L’Hospitalet de Llobregat is, technically, the second largest city in Catalonia and the 16th largest in Spain. However, it has become rather subsumed into the Barcelona sprawl: you’d struggle to fit a cigarette paper between the two cities, and it is well served by the Barcelona metro. That may be bad news for L’Hospitalet’s civic pride, but it’s a welcome development for anyone who wants to visit one of Catalonia’s most legendary indie music venues, Depósito Legal – or el Depo, as everyone knows it. AKA the “indie temple” of l’Hospitalet, El Depo was born in 1985 of the same free spirit that inspired the Movida Madrileña (the countercultural movement that followed Franco’s death). These days it’s known for its friendly, unpretentious atmosphere and some of Catalonia’s best indie nights, calling on the region’s most established indie spinners, like Luis Le Nuit, Hal 9000 and Monamí.
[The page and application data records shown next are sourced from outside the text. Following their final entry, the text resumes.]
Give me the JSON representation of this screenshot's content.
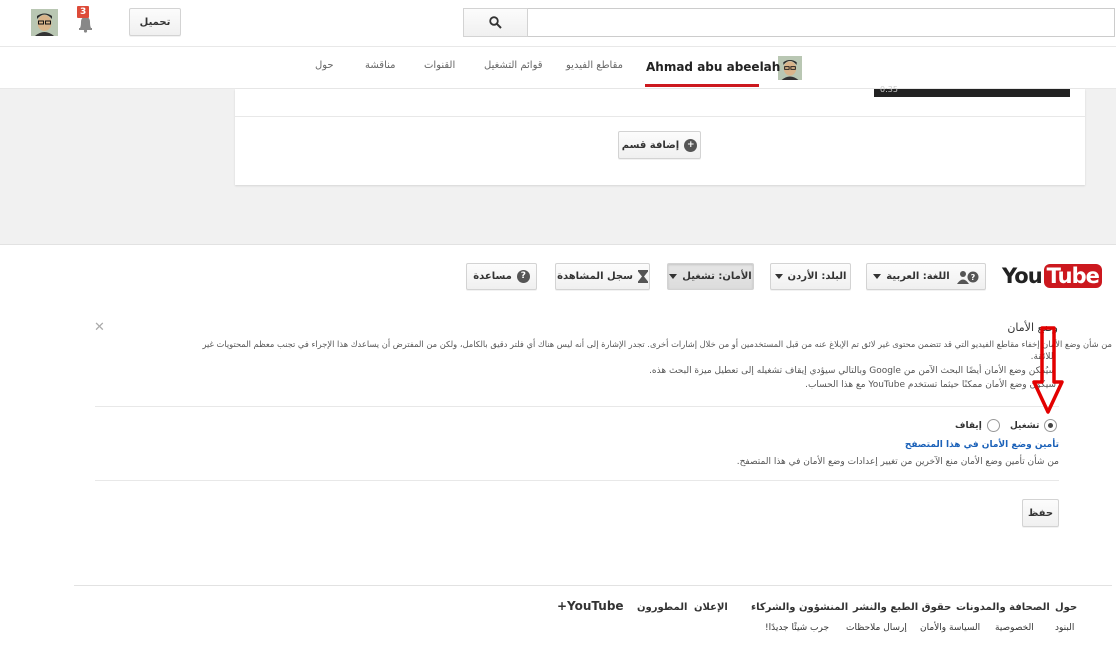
{
  "masthead": {
    "upload_label": "تحميل",
    "notification_count": "3",
    "search_placeholder": ""
  },
  "channel_nav": {
    "channel_name": "Ahmad abu abeelah",
    "tabs": [
      "مقاطع الفيديو",
      "قوائم التشغيل",
      "القنوات",
      "مناقشة",
      "حول"
    ]
  },
  "content": {
    "video_time": "0:35",
    "add_section_label": "إضافة قسم"
  },
  "footer_bar": {
    "logo_you": "You",
    "logo_tube": "Tube",
    "language_label": "اللغة: العربية",
    "country_label": "البلد: الأردن",
    "safety_label": "الأمان: تشغيل",
    "history_label": "سجل المشاهدة",
    "help_label": "مساعدة"
  },
  "safety_panel": {
    "title": "وضع الأمان",
    "p1_line1": "من شأن وضع الأمان إخفاء مقاطع الفيديو التي قد تتضمن محتوى غير لائق تم الإبلاغ عنه من قبل المستخدمين أو من خلال إشارات أخرى. تجدر الإشارة إلى أنه ليس هناك أي فلتر دقيق بالكامل، ولكن من المفترض أن يساعدك هذا الإجراء في تجنب معظم المحتويات غير",
    "p1_line2": "اللائقة.",
    "p2": "سيُمكن وضع الأمان أيضًا البحث الآمن من Google وبالتالي سيؤدي إيقاف تشغيله إلى تعطيل ميزة البحث هذه.",
    "p3": "سيكون وضع الأمان ممكنًا حيثما تستخدم YouTube مع هذا الحساب.",
    "on_label": "تشغيل",
    "off_label": "إيقاف",
    "lock_link": "تأمين وضع الأمان في هذا المتصفح",
    "lock_desc": "من شأن تأمين وضع الأمان منع الآخرين من تغيير إعدادات وضع الأمان في هذا المتصفح.",
    "save_label": "حفظ",
    "selected": "on"
  },
  "footer": {
    "primary_links": [
      "حول",
      "الصحافة والمدونات",
      "حقوق الطبع والنشر",
      "المنشؤون والشركاء",
      "الإعلان",
      "المطورون",
      "+YouTube"
    ],
    "secondary_links": [
      "البنود",
      "الخصوصية",
      "السياسة والأمان",
      "إرسال ملاحظات",
      "جرب شيئًا جديدًا!"
    ]
  },
  "colors": {
    "accent_red": "#cc181e",
    "link_blue": "#1c62b9",
    "annotation_red": "#e30000"
  }
}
Allegedly modelled on a typical bar in prewar Marseille, Bar Pastis is home to intimate live music performances in one of the most charming small spaces in Barcelona, all elderly wooden panels, faded pictures, low lighting and layers of random nostalgic trinkets, infused with the kind of corporeal smell that makes you wish they’d repeal the smoking ban. Expect tango, blues, folk and more, in a bar about the size of your lounge, where you can see the whites of the performer’s eyes, all for a €2 supplement on your first drink. The experience, both musical and alcoholic, is like stepping back in time.